There are few prehistoric structures more illustrious than Stonehenge. Yet, England's south-west is peppered with Neolithic monuments, each as intriguing as the next. Indeed, so important are the sites, that many musicians have found inspiration in from their existence, from Peter Gabriel to Traffic.
Discover four lesser-known Neolithic sites with songs to accompany, all within 35 miles of Stonehenge.
1. Avebury Stone Circles / Silbury Hill / West Kennet Long Barrow, Wiltshire
- Avebury Stone Circles – a large circular bank and ditch, this henge originally included 100 stones, making it the largest stone circle in Britain.
- Silbury Hill – as with many prehistoric structures, the original purpose of Silbury Hill remains unknown. It is the largest man-made mound in Britain, comparable in size to the pyramids of Egypt.
- West Kennet Long Barrow – park in the A4 lay-by and follow signs for half a mile through farmland to reach the long barrow. The chambered tomb was built around 3650BC.

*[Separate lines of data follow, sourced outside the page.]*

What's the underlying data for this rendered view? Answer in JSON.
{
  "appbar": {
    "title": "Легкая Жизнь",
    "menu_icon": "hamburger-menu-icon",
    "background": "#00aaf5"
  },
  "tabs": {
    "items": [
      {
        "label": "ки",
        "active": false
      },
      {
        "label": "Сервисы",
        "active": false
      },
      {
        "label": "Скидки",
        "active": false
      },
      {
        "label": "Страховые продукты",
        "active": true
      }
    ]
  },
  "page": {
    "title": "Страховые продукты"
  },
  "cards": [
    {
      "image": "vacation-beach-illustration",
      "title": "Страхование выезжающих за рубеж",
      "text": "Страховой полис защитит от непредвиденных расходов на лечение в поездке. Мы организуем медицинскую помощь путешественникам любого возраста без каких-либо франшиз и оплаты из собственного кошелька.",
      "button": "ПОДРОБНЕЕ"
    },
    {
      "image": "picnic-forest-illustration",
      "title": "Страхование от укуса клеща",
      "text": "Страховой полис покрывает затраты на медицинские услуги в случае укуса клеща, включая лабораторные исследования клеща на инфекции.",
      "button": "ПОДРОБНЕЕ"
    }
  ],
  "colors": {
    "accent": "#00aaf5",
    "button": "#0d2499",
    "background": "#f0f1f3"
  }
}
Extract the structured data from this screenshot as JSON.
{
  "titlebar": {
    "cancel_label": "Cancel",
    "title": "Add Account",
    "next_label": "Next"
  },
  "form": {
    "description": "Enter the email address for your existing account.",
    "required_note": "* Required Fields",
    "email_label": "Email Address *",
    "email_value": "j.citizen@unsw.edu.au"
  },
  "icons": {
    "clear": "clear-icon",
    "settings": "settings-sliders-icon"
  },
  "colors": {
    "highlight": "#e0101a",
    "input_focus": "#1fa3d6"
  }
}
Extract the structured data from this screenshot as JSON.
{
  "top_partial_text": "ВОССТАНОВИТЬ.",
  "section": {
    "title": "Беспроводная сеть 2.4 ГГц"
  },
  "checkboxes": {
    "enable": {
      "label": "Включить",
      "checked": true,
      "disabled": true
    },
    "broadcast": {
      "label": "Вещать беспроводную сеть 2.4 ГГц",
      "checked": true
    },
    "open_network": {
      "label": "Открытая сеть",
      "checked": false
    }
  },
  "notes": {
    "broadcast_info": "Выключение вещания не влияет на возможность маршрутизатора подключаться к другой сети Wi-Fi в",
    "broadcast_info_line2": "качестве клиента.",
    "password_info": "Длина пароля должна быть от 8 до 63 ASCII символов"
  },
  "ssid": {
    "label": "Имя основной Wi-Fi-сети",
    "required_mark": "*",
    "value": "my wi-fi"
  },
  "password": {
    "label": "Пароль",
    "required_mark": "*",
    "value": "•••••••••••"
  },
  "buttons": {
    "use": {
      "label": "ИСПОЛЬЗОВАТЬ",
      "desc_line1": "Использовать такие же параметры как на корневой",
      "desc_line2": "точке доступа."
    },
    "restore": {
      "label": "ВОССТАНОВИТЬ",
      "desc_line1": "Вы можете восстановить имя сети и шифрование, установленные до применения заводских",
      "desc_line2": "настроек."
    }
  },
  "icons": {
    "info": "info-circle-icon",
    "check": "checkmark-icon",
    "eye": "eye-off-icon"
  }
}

Visit The Red Lion in Avebury's village centre for refreshments.
2. Rollright Stones, Long Compton, Oxfordshire
The Rollright Stones complex consists of three main elements:
- The King Stone – a large monolith with a bulbous head. In the 19th century, drovers would chip small pieces – thought to be lucky charms – from the Middle Bronze Age stone, giving it its unusual shape.
- The Whispering Knights – a 5000-year-old burial chamber.
- The Kings Men stone circle – comprised of 77 stones of local limestone.
"Went to see the Standing Stones; some in circle, some alone, ancient, worn and weather torn," wrote Traffic in their song Rollright Stones.
3. Stanton Drew Circles and Cove, Somerset
The third largest complex of prehistoric standing stones in England, Stanton Drew Circles and Cove rise from a field just outside the village of Stanton Drew. The Wedding at Stanton Drew, preformed by the Bully Wee Band tells a story of the devil turning up at a wedding with a fiddle in tow.
For those keen for a walk, begin at The Rising Sun in Pensford and follow the River Chew west for two miles until you reach the stones. The Druids Arms – with a standing stone in the pub garden – is a great place to have lunch before returning to Pensford.
4. Little Solsbury Hill, Somerset
Occupied as an Iron Age hill fort between 300BC and 100BC, Little Solsbury Hill can be reached on foot from Batheaston, Somerset. The hill, at 191m, gifts broad views over Bath and the River Avon.
In his song Solsbury Hill, Peter Gabriel wrote, “Climbing up on Solsbury Hill, I could see the city light. Wind was blowing, time stood still, eagle flew out of the night.”
Danny is the Section Editor of BBC Countryfile Magazine, responsible for commissioning, editing and writing articles that offer ideas and inspiration for exploring the UK countryside.